* **Stored data entries**
= Beginning of Section =

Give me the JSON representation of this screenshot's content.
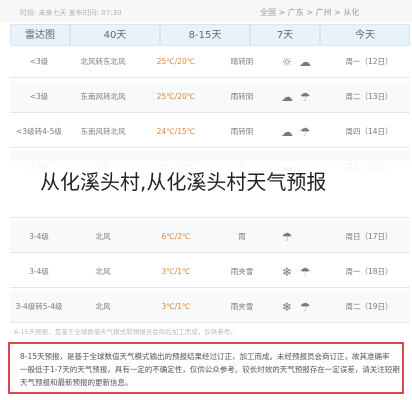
{
  "header": {
    "meta": "时段: 未来七天 发布时间: 07:30",
    "breadcrumb": "全国 > 广东 > 广州 > 从化"
  },
  "tabs": [
    "雷达图",
    "40天",
    "8-15天",
    "7天",
    "今天"
  ],
  "rows": [
    {
      "day": "周一（12日）",
      "desc": "晴转阴",
      "temp": "25℃/20℃",
      "wind": "北风转东北风",
      "level": "<3级",
      "icons": [
        "sun-icon",
        "cloud-icon"
      ]
    },
    {
      "day": "周二（13日）",
      "desc": "雨转阴",
      "temp": "25℃/20℃",
      "wind": "东南风转北风",
      "level": "<3级",
      "icons": [
        "cloud-icon",
        "rain-icon"
      ]
    },
    {
      "day": "周四（14日）",
      "desc": "雨转阴",
      "temp": "24℃/15℃",
      "wind": "东南风转北风",
      "level": "<3级转4-5级",
      "icons": [
        "cloud-icon",
        "rain-icon"
      ]
    },
    {
      "day": "周五（15日）",
      "desc": "阴",
      "temp": "16℃/10℃",
      "wind": "北风",
      "level": "3-4级",
      "icons": [
        "cloud-icon"
      ]
    },
    {
      "day": "",
      "desc": "",
      "temp": "",
      "wind": "",
      "level": "",
      "icons": []
    },
    {
      "day": "周日（17日）",
      "desc": "雨",
      "temp": "6℃/2℃",
      "wind": "北风",
      "level": "3-4级",
      "icons": [
        "rain-icon"
      ]
    },
    {
      "day": "周一（18日）",
      "desc": "雨夹雪",
      "temp": "3℃/1℃",
      "wind": "北风",
      "level": "3-4级",
      "icons": [
        "snow-icon",
        "rain-icon"
      ]
    },
    {
      "day": "周二（19日）",
      "desc": "雨夹雪",
      "temp": "3℃/1℃",
      "wind": "北风",
      "level": "3-4级转5-4级",
      "icons": [
        "snow-icon",
        "rain-icon"
      ]
    }
  ],
  "overlay_text": "从化溪头村,从化溪头村天气预报",
  "notice_bar": "8-15天预报，是基于全球数值天气模式和预报员会商后加工而成，仅供参考。",
  "notice": {
    "lines": [
      "8-15天预报，是基于全球数值天气模式输出的预报结果经过订正，加工而成。未经预报员会商订正，故其准确率",
      "一般低于1-7天的天气预报，具有一定的不确定性，仅供公众参考。较长时效的天气预报存在一定误差，请关注短期",
      "天气预报和最新预报的更新信息。"
    ]
  }
}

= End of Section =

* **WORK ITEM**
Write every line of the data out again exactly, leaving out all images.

* **PROBLEM SOLUTION**
Give me the JSON representation of this screenshot's content.
{
  "header": {
    "meta": "时段: 未来七天 发布时间: 07:30",
    "breadcrumb": "全国 > 广东 > 广州 > 从化"
  },
  "tabs": [
    "雷达图",
    "40天",
    "8-15天",
    "7天",
    "今天"
  ],
  "rows": [
    {
      "day": "周一（12日）",
      "desc": "晴转阴",
      "temp": "25℃/20℃",
      "wind": "北风转东北风",
      "level": "<3级",
      "icons": [
        "sun-icon",
        "cloud-icon"
      ]
    },
    {
      "day": "周二（13日）",
      "desc": "雨转阴",
      "temp": "25℃/20℃",
      "wind": "东南风转北风",
      "level": "<3级",
      "icons": [
        "cloud-icon",
        "rain-icon"
      ]
    },
    {
      "day": "周四（14日）",
      "desc": "雨转阴",
      "temp": "24℃/15℃",
      "wind": "东南风转北风",
      "level": "<3级转4-5级",
      "icons": [
        "cloud-icon",
        "rain-icon"
      ]
    },
    {
      "day": "周五（15日）",
      "desc": "阴",
      "temp": "16℃/10℃",
      "wind": "北风",
      "level": "3-4级",
      "icons": [
        "cloud-icon"
      ]
    },
    {
      "day": "",
      "desc": "",
      "temp": "",
      "wind": "",
      "level": "",
      "icons": []
    },
    {
      "day": "周日（17日）",
      "desc": "雨",
      "temp": "6℃/2℃",
      "wind": "北风",
      "level": "3-4级",
      "icons": [
        "rain-icon"
      ]
    },
    {
      "day": "周一（18日）",
      "desc": "雨夹雪",
      "temp": "3℃/1℃",
      "wind": "北风",
      "level": "3-4级",
      "icons": [
        "snow-icon",
        "rain-icon"
      ]
    },
    {
      "day": "周二（19日）",
      "desc": "雨夹雪",
      "temp": "3℃/1℃",
      "wind": "北风",
      "level": "3-4级转5-4级",
      "icons": [
        "snow-icon",
        "rain-icon"
      ]
    }
  ],
  "overlay_text": "从化溪头村,从化溪头村天气预报",
  "notice_bar": "8-15天预报，是基于全球数值天气模式和预报员会商后加工而成，仅供参考。",
  "notice": {
    "lines": [
      "8-15天预报，是基于全球数值天气模式输出的预报结果经过订正，加工而成。未经预报员会商订正，故其准确率",
      "一般低于1-7天的天气预报，具有一定的不确定性，仅供公众参考。较长时效的天气预报存在一定误差，请关注短期",
      "天气预报和最新预报的更新信息。"
    ]
  }
}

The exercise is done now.